The house was just 1,700 square feet and had only two bedrooms, but it had higher ceilings than the other houses they had seen, and room to add on.
Chassity loved that it was pink and already named Coral House, but Josh saw more.
“It had good bones,” he said of the limestone block house. “It had the space we needed, and it was in the right amount of disarray. A lot of times homes have been renovated in the last five years, so the price reflects that, but you’re paying for work that somebody else did and you don’t want. That didn’t happen there. It hadn’t been renovated recently.”

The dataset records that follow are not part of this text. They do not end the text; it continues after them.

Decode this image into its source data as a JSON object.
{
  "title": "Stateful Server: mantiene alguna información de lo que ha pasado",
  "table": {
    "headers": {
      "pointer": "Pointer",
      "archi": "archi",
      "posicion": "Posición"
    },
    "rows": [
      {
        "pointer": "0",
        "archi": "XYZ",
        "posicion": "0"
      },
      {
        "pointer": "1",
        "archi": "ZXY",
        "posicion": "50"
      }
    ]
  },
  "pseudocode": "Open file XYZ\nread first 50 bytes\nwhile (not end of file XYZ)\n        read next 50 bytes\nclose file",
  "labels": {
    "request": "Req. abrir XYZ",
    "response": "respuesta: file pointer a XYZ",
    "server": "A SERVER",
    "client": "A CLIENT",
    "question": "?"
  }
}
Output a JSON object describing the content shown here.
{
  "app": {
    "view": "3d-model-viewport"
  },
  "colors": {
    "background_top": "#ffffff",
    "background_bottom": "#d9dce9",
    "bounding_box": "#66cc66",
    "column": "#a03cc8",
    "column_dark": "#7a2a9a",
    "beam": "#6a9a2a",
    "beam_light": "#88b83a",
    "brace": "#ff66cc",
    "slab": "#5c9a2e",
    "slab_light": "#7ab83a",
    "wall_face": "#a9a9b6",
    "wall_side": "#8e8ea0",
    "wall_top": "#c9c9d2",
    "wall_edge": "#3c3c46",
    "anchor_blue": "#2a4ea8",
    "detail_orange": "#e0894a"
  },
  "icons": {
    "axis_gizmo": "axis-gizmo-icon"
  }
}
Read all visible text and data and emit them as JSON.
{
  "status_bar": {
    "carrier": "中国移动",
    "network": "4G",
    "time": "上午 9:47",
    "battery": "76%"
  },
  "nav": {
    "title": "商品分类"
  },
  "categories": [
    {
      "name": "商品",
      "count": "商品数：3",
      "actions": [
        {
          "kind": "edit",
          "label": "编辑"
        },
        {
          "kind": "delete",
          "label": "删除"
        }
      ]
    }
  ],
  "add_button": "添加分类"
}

It took six months to close on the deal. As foreigners, they had to be approved to buy a house by the Bahamian government, and they had to secure local funding there. But as soon as they signed the papers in October 2016, they started outlining the details of the renovation, working with Charleston architect Beau Clowney.
“We had to figure out what we could add on the house to make it rent for what we needed it to rent for to make it a worthwhile investment,” Josh said. The couple declined to disclose what they paid for the house or how much they spent on renovations. On Harbour Island, a 1,500-square-foot cottage last renovated in 1998 is currently on the market for $1.87 million.
In the end, “everything got touched,” Chassity said. All the walls were painted, the roof was replaced and fixtures were updated.
The kitchen was gutted and a wall removed to change it from a “U” shape to galley-style.
To not only be more comfortable for their family but also to attract renters, they enlarged the home, adding 450 square feet of space in two bedrooms with a connecting bath, a 350-square-foot outdoor dining area and a built-in swimming pool.
“There was this really weird little bunkhouse that was too small,” Chassity said. “I’m all about bunkhouses, but this one was just weird.”
“To be fair, it was a concrete block shed that they stuffed two sets of bunkbeds in and called it a bunkhouse,” Josh clarified.
On Clowney’s advice, the couple split the space and created a laundry room and half bath on one side and an open-air poolside bar on the other.
Managing the project from afar could have been a challenge, but the duo said they lucked out when their real estate attorney on the island recommended the contractor who was building his home.
“We interviewed him and just felt really good about him,” Josh said. “We got to see his work at the lawyer’s house. He was good. He was fast, and he was on budget.”
Unlike most construction jobs the United States, in the Bahamas, there were no subcontractors. The same crew did all the work.
The Evanses visited the house a couple of times together during the project and Josh, who practices construction defect litigation, went alone a couple of times.
“I think the most complicated thing about trying to do a renovation like that in the Bahamas, is that the boat only goes over there once a week, so getting things there is not easy,” Chassity said. “You have to be super-organized to make sure that everything is there for the contractor when he needs it, so you have to plan everything out very well.”
She credits Josh with organizing the shipments of construction supplies and design goods.
“I would just get these emails that said, ‘Pick out your light. You’ve got two hours,’” she said. “And that was when it needed to be in Fort Lauderdale to be shipped.”
Finished in June 2017, the renovations have surpassed their hopes, they said, although busy lives have kept them from enjoying the home as much they would like to and have limited their visits to a handful of long weekends.
“We’ve yet to be able to be there more than a week at a time, which feels like a shame,” Chassity said.
The finished product has four bedrooms, 4-1/2 baths and can accommodate up to 10 guests.
“Another motivation was that this is an investment but we can enjoy it at the same time,” Josh said. “Our kids already talk about which one of them gets the house when we’re gone, and they’re only 6 and 8.”
The house has done better than they hoped on the rental market, bringing in from $850 to $1,000 per night, with bookings coordinated through a property manager on Harbor Island and listings on VRBO and Airbnb.